When it comes to Mandalay vs Yangon, there is slightly more nuance with this piece. On one hand, Yangon’s Shwedagon Pagoda is arguably one of the architectural gems not only of Myanmar, but of Southeast Asia more broadly. In Mandalay, it’s more about the diversity of attractions, with my personal favorite being Mahamuni Paya temple and the Mandalay Hill sunset spot.
Yangon is flatter than Mandalay, which makes sense because it’s so close to the coast. Mandalay, on the other hand, features gorgeous, rolling hills all around it—which, even if you don’t head up to Mandalay Hill to watch sunset as I advise above, makes for stunning views in all directions.
Unsurprisingly, neither Yangon nor Mandalay has a well-developed public transportation network. You’re basically at the mercy of pick-up truck taxis, motorbikes and tuk-tuks if you don’t just walk everywhere, which is thankfully possible (though not always enjoyable, especially in the case of Yangon) in both city centers.
Day trips and excursions
Mandalay is surrounded by a trio of beautiful villages—Sagaing, Inwa and Amarapura, with the latter being home to the iconic U-Bein Bridge. With Yangon, meanwhile, the only realistic “day trip” you can take is to Shwedagon Pagoda—which, again, is in the city—you can’t really call it a “day trip.”
Other Myanmar Destinations
Have longer in Myanmar than the 3-5 days it will take to explore Mandalay, Yangon and the various attractions within day-trip distance of them? Consider visiting these other top spots:
- Bagan: Home to literally thousands of temples, this is a picturesque place where it’s worthwhile to get up at the crack of dawn for a hot air balloon ride.

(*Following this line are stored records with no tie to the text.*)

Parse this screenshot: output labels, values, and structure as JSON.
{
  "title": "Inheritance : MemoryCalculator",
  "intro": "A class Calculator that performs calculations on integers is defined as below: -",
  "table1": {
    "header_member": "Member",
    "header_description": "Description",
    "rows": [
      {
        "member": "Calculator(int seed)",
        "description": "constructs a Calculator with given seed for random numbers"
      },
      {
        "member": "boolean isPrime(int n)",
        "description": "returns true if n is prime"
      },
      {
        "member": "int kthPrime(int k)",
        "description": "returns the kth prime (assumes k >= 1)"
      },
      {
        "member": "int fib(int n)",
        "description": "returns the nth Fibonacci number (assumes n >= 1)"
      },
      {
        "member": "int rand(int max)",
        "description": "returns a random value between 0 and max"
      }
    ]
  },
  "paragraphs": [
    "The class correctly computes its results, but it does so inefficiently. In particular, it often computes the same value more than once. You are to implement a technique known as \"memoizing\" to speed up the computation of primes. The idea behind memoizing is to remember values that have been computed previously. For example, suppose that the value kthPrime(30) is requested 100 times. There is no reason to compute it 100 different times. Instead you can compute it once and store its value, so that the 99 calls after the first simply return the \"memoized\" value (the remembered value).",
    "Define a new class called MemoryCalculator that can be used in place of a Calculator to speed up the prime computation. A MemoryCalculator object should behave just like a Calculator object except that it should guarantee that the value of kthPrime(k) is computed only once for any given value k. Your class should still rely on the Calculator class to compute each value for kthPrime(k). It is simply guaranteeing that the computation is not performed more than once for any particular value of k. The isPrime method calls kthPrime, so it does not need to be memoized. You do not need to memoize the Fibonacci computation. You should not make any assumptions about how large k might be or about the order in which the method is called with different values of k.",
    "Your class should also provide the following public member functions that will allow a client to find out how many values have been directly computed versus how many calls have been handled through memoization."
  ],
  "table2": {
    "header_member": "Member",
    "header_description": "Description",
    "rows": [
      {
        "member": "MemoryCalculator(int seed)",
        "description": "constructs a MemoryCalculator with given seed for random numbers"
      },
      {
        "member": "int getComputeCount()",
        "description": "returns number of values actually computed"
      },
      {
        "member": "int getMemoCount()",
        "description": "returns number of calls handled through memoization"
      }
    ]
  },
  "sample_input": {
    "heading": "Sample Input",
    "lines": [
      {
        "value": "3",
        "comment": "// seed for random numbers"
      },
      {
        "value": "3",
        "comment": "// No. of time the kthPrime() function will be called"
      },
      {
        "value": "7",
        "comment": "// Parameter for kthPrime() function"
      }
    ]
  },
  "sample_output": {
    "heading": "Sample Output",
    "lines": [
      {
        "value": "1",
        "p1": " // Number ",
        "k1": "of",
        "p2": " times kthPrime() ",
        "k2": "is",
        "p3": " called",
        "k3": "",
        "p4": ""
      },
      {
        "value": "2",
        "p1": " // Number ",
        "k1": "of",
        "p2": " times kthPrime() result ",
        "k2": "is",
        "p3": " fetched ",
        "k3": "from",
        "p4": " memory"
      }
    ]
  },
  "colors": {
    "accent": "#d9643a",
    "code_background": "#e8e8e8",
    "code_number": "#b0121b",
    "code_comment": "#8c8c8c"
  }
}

- Inle Lake: If you want a natural break, meanwhile, chill out here for a few days—obviously, there are plenty of boat rides you can take.
- Mergui Archipelago: These islands are, in my opinion, the very best in Southeast Asia, although they are unsurprisingly very difficult to reach.
- Naypyidaw: Did you know that Yangon is not the capital of Myanmar? Neither did I, until relatively recently. Naypyidaw is…an interesting city, to say the least.
Other FAQ About Mandalay and Yangon
Which is better, Yangon or Mandalay?
In my opinion, Mandalay is a more pleasant city that Yangon, even if you don’t take excursions to the nearby villages of Sagaing, Inwa and Amarapura, or watch sunset from Mandalay Hill. While central Mandalay is charming and picturesque, Yangon (with the notable exception of Shwedagon Pagoda) is industrial, loud and unenjoyable.
Which is the most beautiful city in Myanmar?
Myanmar’s cities generally aren’t known as the most beautiful parts of the country. However, if you consider it to be a “city,” then I’d probably say that Bagan (with its literal thousands of ancient Buddhist temples) is the most visually pleasing place you can visit in Myanmar.
Is Mandalay worth visiting?
Mandalay is absolutely worth visiting! In addition to being generally more pleasant than larger Yangon, it sits within close proximity to some beautiful destinations you can visit on a day trip, including the riverside village of Inwa and Amarapura, which is where you find the iconic U-Bein Bridge.
The Bottom Line
Headed to Myanmar? No matter the ethical implications of your trip—and, given this country’s history, there almost certainly will be some—I think my comparison of Yangon vs Mandalay will help you make sense of things. It’s not that you will visit one city and won’t visit the other; most tourists end up going to both at one point during their trip. Rather, I think it’s important to set adequate expectations, so that neither of these cities end up disappointing you. Want a little bit of extra help planning your trip to Myanmar, or to Southeast Asia more broadly? Consider hiring me as your Travel Coach!